This takes us back to the principle of the power of the few. This is the key to the mystery of "Christ in you, the hope of glory". It isn't Christ in you or me or he or she. Jesus doesn't make Himself at home in a single person. Jesus wants to dwell among His people. "Christ in you" is in the plural, not the singular. It is literally "Christ in y'all" as you gather together.

Jesus wasn't kidding when He said that He would show up where two or three are gathered together. It's when a few gather in the name of Jesus that His preeminence shows up. It's when a few gather in the name of Jesus that the presence of the King in His Kingdom is experienced.

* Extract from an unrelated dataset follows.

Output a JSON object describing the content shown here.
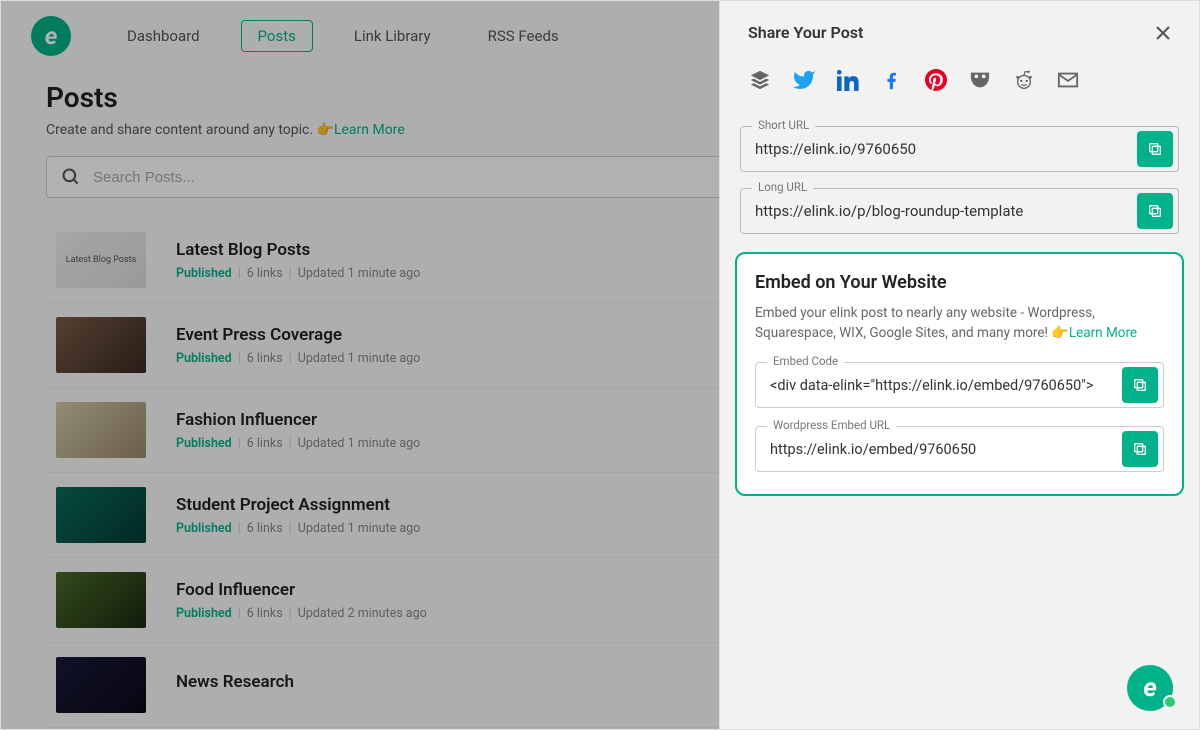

The power of the few is really a complete paradigm shift. Jesus introduced an entirely new dynamic into the teaching process. Let's call it "table fellowship". Instead of one person teaching a class, Jesus spent lots of significant time around the table with food. The gospel of Luke records ten meals with Jesus. Eight of them are eaten in the flow of Jesus' ministry activity and two are eaten with the disciples after the resurrection.

In many of the meals Jesus broke several social and religious customs. Jesus was operating under a new paradigm where He broke down any and all boundaries between the sinners and the religious, the men and women, servants and masters, rich and poor. In other words, Jesus uses fellowship around the table to bring everyone together and to demonstrate Kingdom living at its simple, tangible best.

As these many meals with Jesus are examined closely, it's helpful to pay special attention to the settings. The settings vary from the homes of the highly religious to special friends and even in two tax-collector homes. Most of the time Jesus is invited and in the case of Zacheus Jesus invited Himself to lunch at Zach's place. The guest list is always fascinating-priests, sinners, prostitutes and a variety of broken people and those who are looking for that special touch from Jesus.

The simple program of Jesus for changing the whole world is to make each person He touches magnetic enough with love to draw others to love God and to love one another. This transformation happens within the relational community of a few. Are you in that kind of relationship?